Scouting report on Lukacevic
I’ve heard a lot of questions over the last week about the minor league player involved in the Andrew Alberts trade with the Philadelphia Flyers: Ned Lukacevic. The 22-year-old winger was packaged with a conditional draft pick to the Bruins for the brawny Bruins blueliner to clear off some room under the salary cap, and Lukacevic promptly reported to the Providence Bruins.
Lukacevic has bounced between the ECHL and AHL levels over the last two seasons and potted 36 points for the ECHL’s Reading Royals last season before getting dealt to the Flyers in the Dennis Gauthier trade over the summer. Here’s a scouting report on Lukacevic from an NHL talent evaluator that’s watched the 6-foot, 200-pound winger several times over the last few years: “His best asset is his skating. He’s a great skater with a lot of speed. He really needs to work on his grit and paying the price going to the net. Sometimes he would do it and other times he wouldn’t. He needs more consistency in that area.”
Tough Break to Break Out
Prior to the start of the season, veteran Bruins defenseman Aaron Ward credited Rod Brind’Amour with really helping light his competitive fire while sharing a rigorous off-season workout schedule with Rod the Bod. So it must have been truly disappointing for Ward to hear that Brind’Amour needed arthroscopic surgery on his left knee in September after reconstruction surgery for a torn ACL wiped out the final six weeks of the season for the Carolina sparkplug.
The Heart and Soul is back with the ‘Canes following the second surgery that wiped out much of his training camp, however, and has a pair of goals and an assist in four games with Carolina after playing only one preseason game. The 38-year-old is obviously back in a big way with Carolina, but he also deserves an assist for providing a little spark and inspiration to help get Ward’s 35-year-old skating legs churning again this summer.
“I started skating in June with Rod Brind’Amour and he’s the kind of guy that’s just piss and vinegar. That’s just the type of guy that he is and he just lives for hockey. So he got out there in April and I got out there in June and started skating with him. It’s weird,” said Ward, who played in his 700th NHL game against the Canadienslast Wednesday. ”I never had a mental need to play hockey, but Game 6 of last season also really helped propel me back out there [to skate with Rod.]

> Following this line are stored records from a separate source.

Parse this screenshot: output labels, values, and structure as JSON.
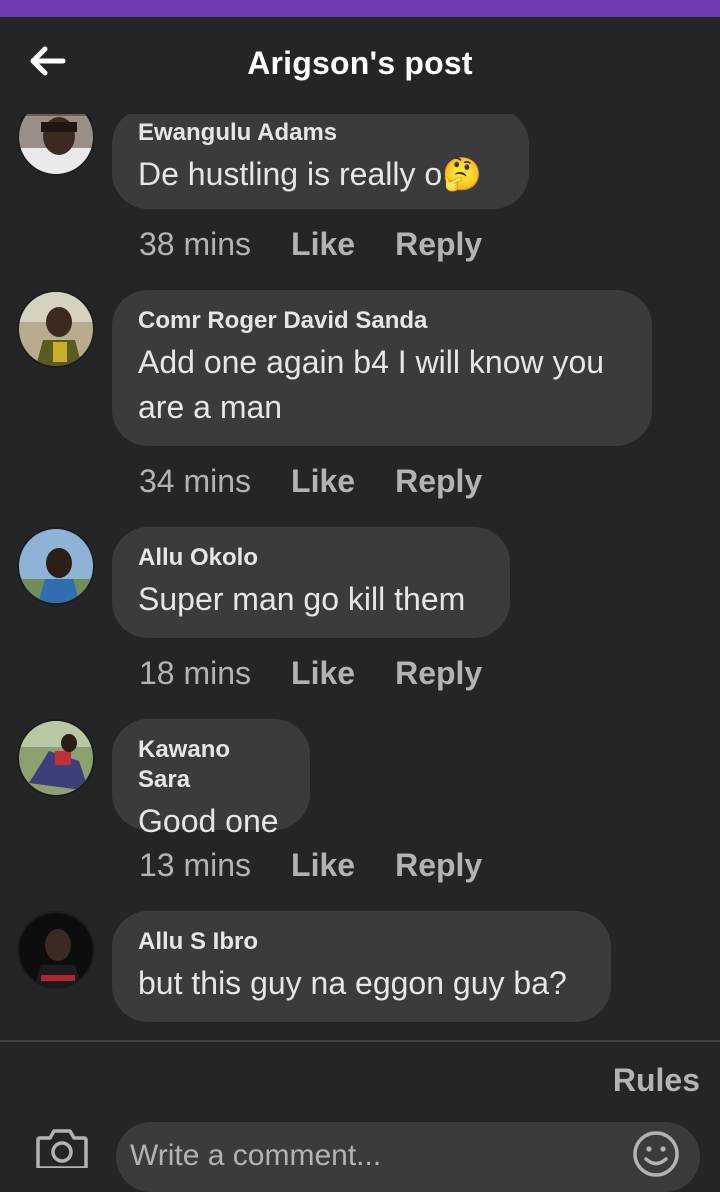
{
  "header": {
    "title": "Arigson's post"
  },
  "comments": [
    {
      "author": "Ewangulu Adams",
      "text": "De hustling is really o",
      "emoji": "🤔",
      "time": "38 mins",
      "like": "Like",
      "reply": "Reply"
    },
    {
      "author": "Comr Roger David Sanda",
      "text": "Add one again b4 I will know you are a man",
      "time": "34 mins",
      "like": "Like",
      "reply": "Reply"
    },
    {
      "author": "Allu Okolo",
      "text": "Super man go kill them",
      "time": "18 mins",
      "like": "Like",
      "reply": "Reply"
    },
    {
      "author": "Kawano Sara",
      "text": "Good one",
      "time": "13 mins",
      "like": "Like",
      "reply": "Reply"
    },
    {
      "author": "Allu S Ibro",
      "text": "but this guy na eggon guy ba?"
    }
  ],
  "footer": {
    "rules": "Rules",
    "placeholder": "Write a comment..."
  },
  "icons": {
    "back": "arrow-left-icon",
    "camera": "camera-icon",
    "emoji": "smiley-icon"
  },
  "colors": {
    "status_bar": "#6f3ab2",
    "background": "#242526",
    "bubble": "#3a3b3c"
  }
}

“I don’t know if it was anxiety or just excitement that got me out there skating again [so early.] But as an older guy that’s a good sign. Because when you start feeling like it’s tough to get the pads on, and I’ve gone through that before, that’s not good. It was rough when I was in New York and I came here in the second half. It was tough to get that mental switch going where you wanted to be out on the ice, but last year I wasn’t ready for [the season] to be done. That’s a good sign.”